I would focus on the Displacements and you should make sure when using the default “Intensity Centered” that your level is 50% grey
Better still, to use just “Intensity” so that Black is level and White is full displacement.

Another thing relating to bottles is that you don’t ned to have the whole thing as 1 object, or 1 continuous geometry.
Both glass and interaction between glass and liquid are handled with slight overlaps.
If somebody wants to provide a model, I can unwrap it and report back with best practices.


#8

Would this be considered a good UV Map?

care to share the model?


#9

For sure Nose, can share later, got to take mother for heart scan this morning!


#10

Here you go Nose

BottleNose.c4d (177.9 KB)


#11

So, your attempt to conserve the polygon size ratio along the bottom (thick) and neck (thin), is the reason you get the distortion on the back.
Just like in real life, if you where to apply a continuous label to the bottle, it would have to be shrink wrapped, causing it to distort where it shrinks.
Depending on exactly what you want to place on the bottle (for example a small label at the top and a big one at the bottom, or just a single label e.t.c.), you should chose the unwrapping method.
For stuff you intend to add that wrap around the bottle, like scratches, drops e.t.c., you can either use Bodypaint, that will do the wraparounds for you, or you should add more than 1 materials wrapping in different directions. That way you won’t have a visible seam, but it’s more work.

Pelt mapping seems to be a relaxation algorithm, but it doesn’t cater to “structured” objects, as it introduces distortion.

Here’s a scene with the bottle Broken into:

  1. Outside
  2. inside
  3. UVs are made using the Peeler and the polygon size is respected, so it’ up to you to deal with the wrapping around the back
    (HDR from the Content Browser)
    https://www.dropbox.com/s/u6o5vdiq39hnxcc/bottle%20Nose%2001A.c4d?dl=0

I have added Displacement maps where the “water level” is 50% grey.
Also, the wine is slightly offset so that the “nested dielectrics” work and the glass - wine interaction is correct


#12

Thanks Nose lots to digest!

Questions:

  1. When you say use Bodypaint for scratches, would I do that by using the paint wizard first? I’d like to take the work into photoshop if possible - can you elaborate?

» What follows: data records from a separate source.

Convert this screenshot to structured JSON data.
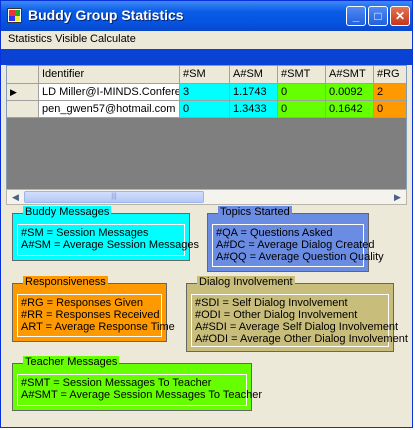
{
  "window": {
    "title": "Buddy Group Statistics",
    "minimize": "_",
    "maximize": "□",
    "close": "✕"
  },
  "menu": {
    "statistics_visible": "Statistics Visible",
    "calculate": "Calculate"
  },
  "grid": {
    "columns": [
      "Identifier",
      "#SM",
      "A#SM",
      "#SMT",
      "A#SMT",
      "#RG"
    ],
    "rows": [
      {
        "marker": "▶",
        "cells": [
          "LD Miller@I-MINDS.Confere",
          "3",
          "1.1743",
          "0",
          "0.0092",
          "2"
        ]
      },
      {
        "marker": "",
        "cells": [
          "pen_gwen57@hotmail.com",
          "0",
          "1.3433",
          "0",
          "0.1642",
          "0"
        ]
      }
    ]
  },
  "scrollbar": {
    "left": "◀",
    "right": "▶",
    "thumb": "|||"
  },
  "legends": {
    "buddy": {
      "title": "Buddy Messages",
      "lines": [
        "#SM = Session Messages",
        "A#SM = Average Session Messages"
      ]
    },
    "topics": {
      "title": "Topics Started",
      "lines": [
        "#QA = Questions Asked",
        "A#DC = Average Dialog Created",
        "A#QQ = Average Question Quality"
      ]
    },
    "responsiveness": {
      "title": "Responsiveness",
      "lines": [
        "#RG = Responses Given",
        "#RR = Responses Received",
        "ART = Average Response Time"
      ]
    },
    "dialog": {
      "title": "Dialog Involvement",
      "lines": [
        "#SDI = Self Dialog Involvement",
        "#ODI = Other Dialog Involvement",
        "A#SDI = Average Self Dialog Involvement",
        "A#ODI = Average Other Dialog Involvement"
      ]
    },
    "teacher": {
      "title": "Teacher Messages",
      "lines": [
        "#SMT = Session Messages To Teacher",
        "A#SMT = Average Session Messages To Teacher"
      ]
    }
  },
  "colors": {
    "cyan": "#00ffff",
    "blue": "#6b8ce3",
    "orange": "#ff9900",
    "khaki": "#c8bd7b",
    "green": "#66ff00",
    "titlebar": "#0a5ce6"
  }
}
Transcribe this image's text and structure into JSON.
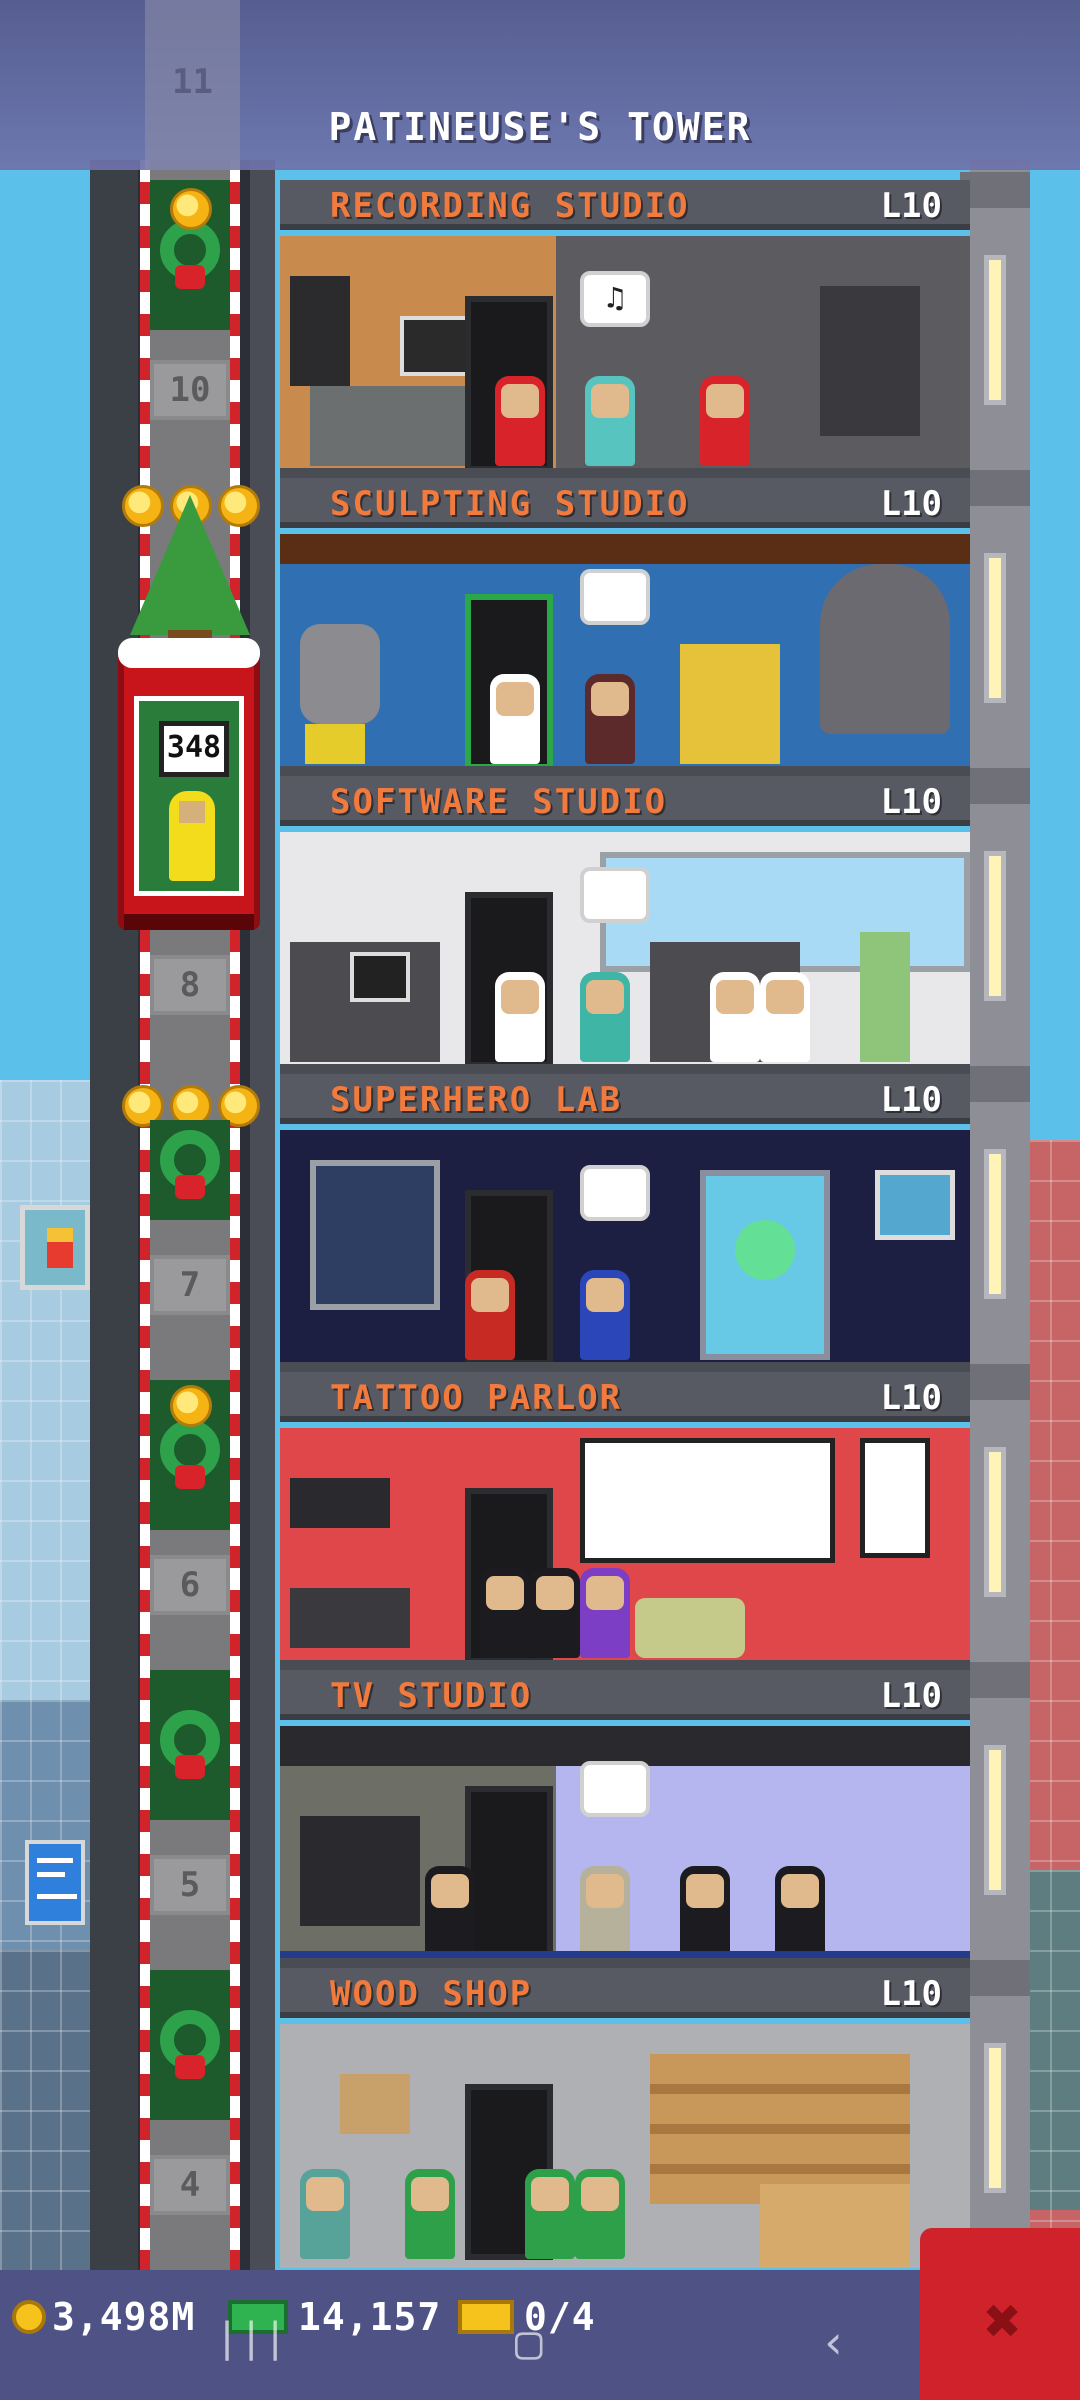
{
  "tower": {
    "title": "PATINEUSE'S TOWER",
    "ghost_floor_number": "11"
  },
  "elevator": {
    "display": "348",
    "floor_labels": [
      "10",
      "8",
      "7",
      "6",
      "5",
      "4"
    ]
  },
  "floors": [
    {
      "name": "RECORDING STUDIO",
      "level": "L10",
      "bubble": "♫"
    },
    {
      "name": "SCULPTING STUDIO",
      "level": "L10",
      "bubble": ""
    },
    {
      "name": "SOFTWARE STUDIO",
      "level": "L10",
      "bubble": ""
    },
    {
      "name": "SUPERHERO LAB",
      "level": "L10",
      "bubble": ""
    },
    {
      "name": "TATTOO PARLOR",
      "level": "L10",
      "bubble": ""
    },
    {
      "name": "TV STUDIO",
      "level": "L10",
      "bubble": ""
    },
    {
      "name": "WOOD SHOP",
      "level": "L10",
      "bubble": ""
    }
  ],
  "hud": {
    "coins": "3,498M",
    "bux": "14,157",
    "tickets": "0/4"
  },
  "colors": {
    "floor_name": "#f27a3c",
    "hud_bg": "#4f5285",
    "menu_button": "#d0222b",
    "elevator": "#c8141b"
  },
  "icons": {
    "coin": "coin-icon",
    "bux": "bux-icon",
    "ticket": "ticket-icon",
    "menu": "hammer-icon",
    "nav_recent": "recent-apps-icon",
    "nav_home": "home-icon",
    "nav_back": "back-icon"
  }
}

  2. Using 2 materials wrapping in different directions - can you explain this a bit more?

The plain effector is a neat trick for scaling the liquid btw!


#13

the problem working in a 2D painting software, is that you need to take care of UV island continuity when painting, whereas 3d painting software like body paint, allow you to paint on the model, and the software takes care of that. Essentially, that’s the only point for any 3D painting SW.
You don’t have to use the wizard, but if you do, make sure to deactivate “Recalculate UV” in STEP 2.
You can even work in both PS and BP, as we can load and save Layered PS files in BP natively.
Have you done any BP 3D painting in the past?

“2 materials in different directions”, I didn’t phrase that properly.
What I mean, is use many small patches of materials (decals) instead of one that occupies all the bottle.
You can make a few different patches of scratch materials, and randomly distribute them over your bottle using flat or cylindrical projections.